She says that only an animal will pull its hand from the box. A human will keep his hand in the box, because a human can think and choose. Because he is committed to a higher ideal, he will endure momentary pain.

We are never more fully human than when we choose not to be ruled by our baser instincts. When we simply run from pain, or toward pleasure, with no regard for things more precious, we are animals.

It is very important that our heroes be human. At some point, every protagonist will have to pass that test.


I make the rules.

Learning something new, and achieving mastery over a subject, takes the memorization of a bunch of facts. Which is boring. But you reach a point where you can start working with those facts to understand related concepts, and it gets a lot more fun. What’s weird about fiction writing, especially when it involves world-construction, is that the writer not only has to learn all the facts, but he has to decide what they are. “Is there one sun or two? Why? What sort of sense of humor does my protagonist have? Why?”

Once decisions are made, the temptation is to change them, which puts your entire world into a state of continual flux. Elements can be fluid for a time, but once they are solid, they should stay solid, or your mind will literally explode. There are rules, and I have to obey them… even if I made them up myself.

These self-imposed rules cause problems sometimes. Sometimes things don’t seem to fit together. But I find that if I keep at it, the puzzle gets solved.

“When forced to work within a strict framework the imagination is taxed to its utmost–and will produce its richest ideas. Given total freedom the work is likely to sprawl.” –T.S. Eliot

Monty Python already did that.

I’ve been reading articles about avoiding cliches. Some are helpful. Some are not. For example, an article titled 754 Cliches That Writers Should Avoid is not helpful. Just shoot me, why don’t you?

The fact is, this world is full of repetition. Stories usually have a hero, and a bad guy. Pink bunny rabbits are usually innocent, and dragons are usually mean and greedy. You could try to eliminate from your story every possible mention of an archetype. You could write a story about a beautiful actress who leaves New York and moves to Kansas City to fulfill her lifelong dream of working at a Wal-Mart. But I don’t know how great that story would really be.

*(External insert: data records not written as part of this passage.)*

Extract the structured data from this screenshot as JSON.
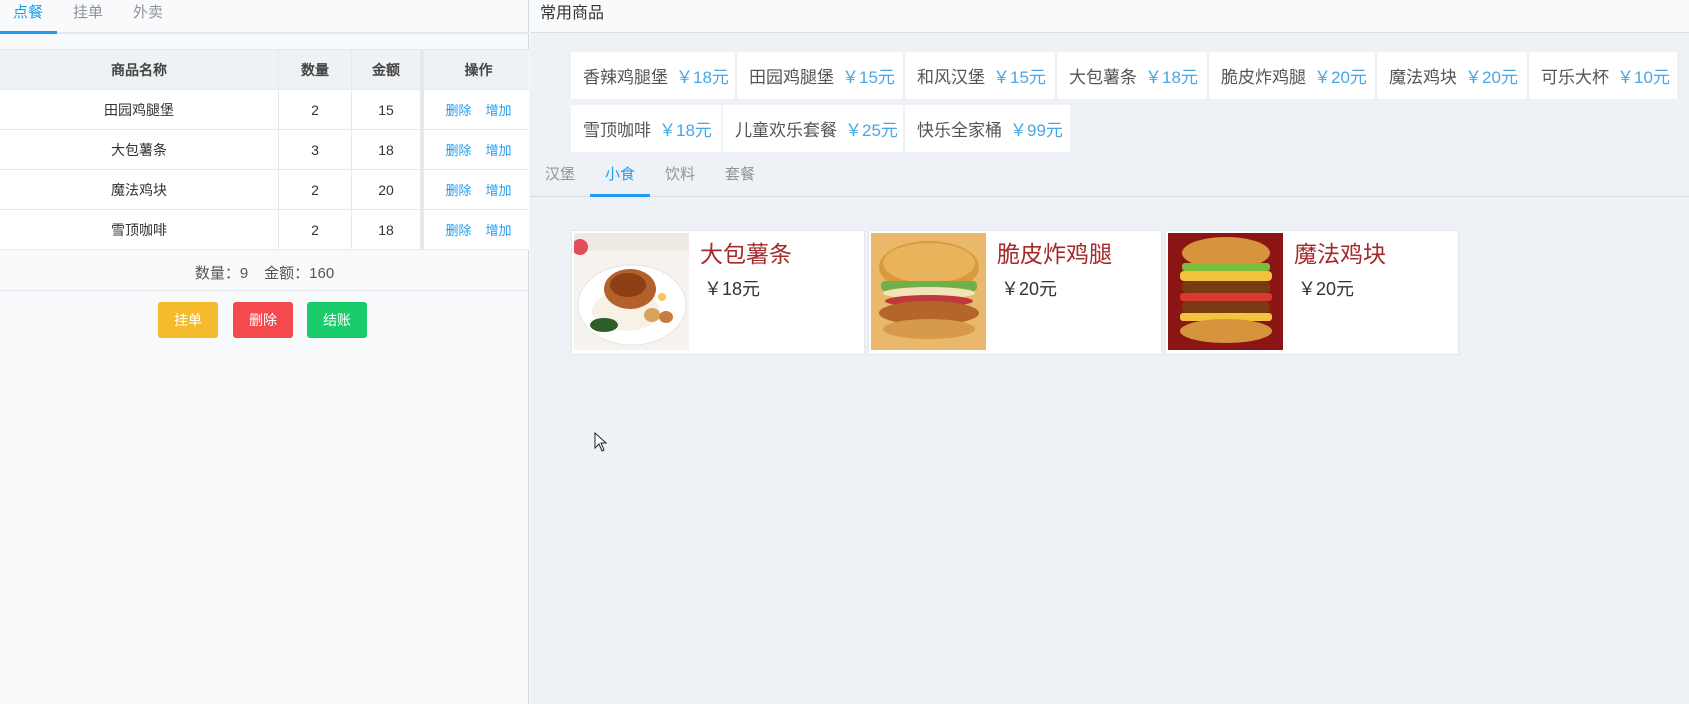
{
  "order_tabs": [
    {
      "label": "点餐",
      "active": true
    },
    {
      "label": "挂单",
      "active": false
    },
    {
      "label": "外卖",
      "active": false
    }
  ],
  "order_table": {
    "headers": {
      "name": "商品名称",
      "qty": "数量",
      "amount": "金额",
      "ops": "操作"
    },
    "rows": [
      {
        "name": "田园鸡腿堡",
        "qty": "2",
        "amount": "15",
        "del": "删除",
        "add": "增加"
      },
      {
        "name": "大包薯条",
        "qty": "3",
        "amount": "18",
        "del": "删除",
        "add": "增加"
      },
      {
        "name": "魔法鸡块",
        "qty": "2",
        "amount": "20",
        "del": "删除",
        "add": "增加"
      },
      {
        "name": "雪顶咖啡",
        "qty": "2",
        "amount": "18",
        "del": "删除",
        "add": "增加"
      }
    ]
  },
  "summary": {
    "qty_text": "数量：9",
    "amount_text": "金额：160"
  },
  "actions": {
    "hang": "挂单",
    "delete": "删除",
    "checkout": "结账"
  },
  "favorites": {
    "title": "常用商品",
    "items": [
      {
        "name": "香辣鸡腿堡",
        "price": "￥18元"
      },
      {
        "name": "田园鸡腿堡",
        "price": "￥15元"
      },
      {
        "name": "和风汉堡",
        "price": "￥15元"
      },
      {
        "name": "大包薯条",
        "price": "￥18元"
      },
      {
        "name": "脆皮炸鸡腿",
        "price": "￥20元"
      },
      {
        "name": "魔法鸡块",
        "price": "￥20元"
      },
      {
        "name": "可乐大杯",
        "price": "￥10元"
      },
      {
        "name": "雪顶咖啡",
        "price": "￥18元"
      },
      {
        "name": "儿童欢乐套餐",
        "price": "￥25元"
      },
      {
        "name": "快乐全家桶",
        "price": "￥99元"
      }
    ]
  },
  "category_tabs": [
    {
      "label": "汉堡",
      "active": false
    },
    {
      "label": "小食",
      "active": true
    },
    {
      "label": "饮料",
      "active": false
    },
    {
      "label": "套餐",
      "active": false
    }
  ],
  "products": [
    {
      "name": "大包薯条",
      "price": "￥18元",
      "image": "rice-chicken-plate"
    },
    {
      "name": "脆皮炸鸡腿",
      "price": "￥20元",
      "image": "crispy-chicken-burger"
    },
    {
      "name": "魔法鸡块",
      "price": "￥20元",
      "image": "double-burger"
    }
  ],
  "colors": {
    "accent": "#1f9cf0",
    "warning": "#f6bb2c",
    "danger": "#f44a4e",
    "success": "#19cb69",
    "product_name": "#a52a2a",
    "price_blue": "#47a7e6"
  }
}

I think the key to defeating cliches is more about the unique presentation of worn themes, rather than their eradication.  Shakespeare’s Much Ado About Nothing is about love, and is a brilliant and funny look at the heart. The movie Love Actually is also about love, and is basically two hours of mind-numbing treacle. (Sorry.) In Jazz, they say, there are no wrong notes, only poor choices. And I think that applies to story-telling as well.

I guess the point is to know the difference between harmless archetypes and repetitive cliches. It’s okay for the pink bunny rabbit to be cute and sweet. It’s even better to make the pink bunny rabbit scorch you with its bionic blue eye. Just don’t give it fangs.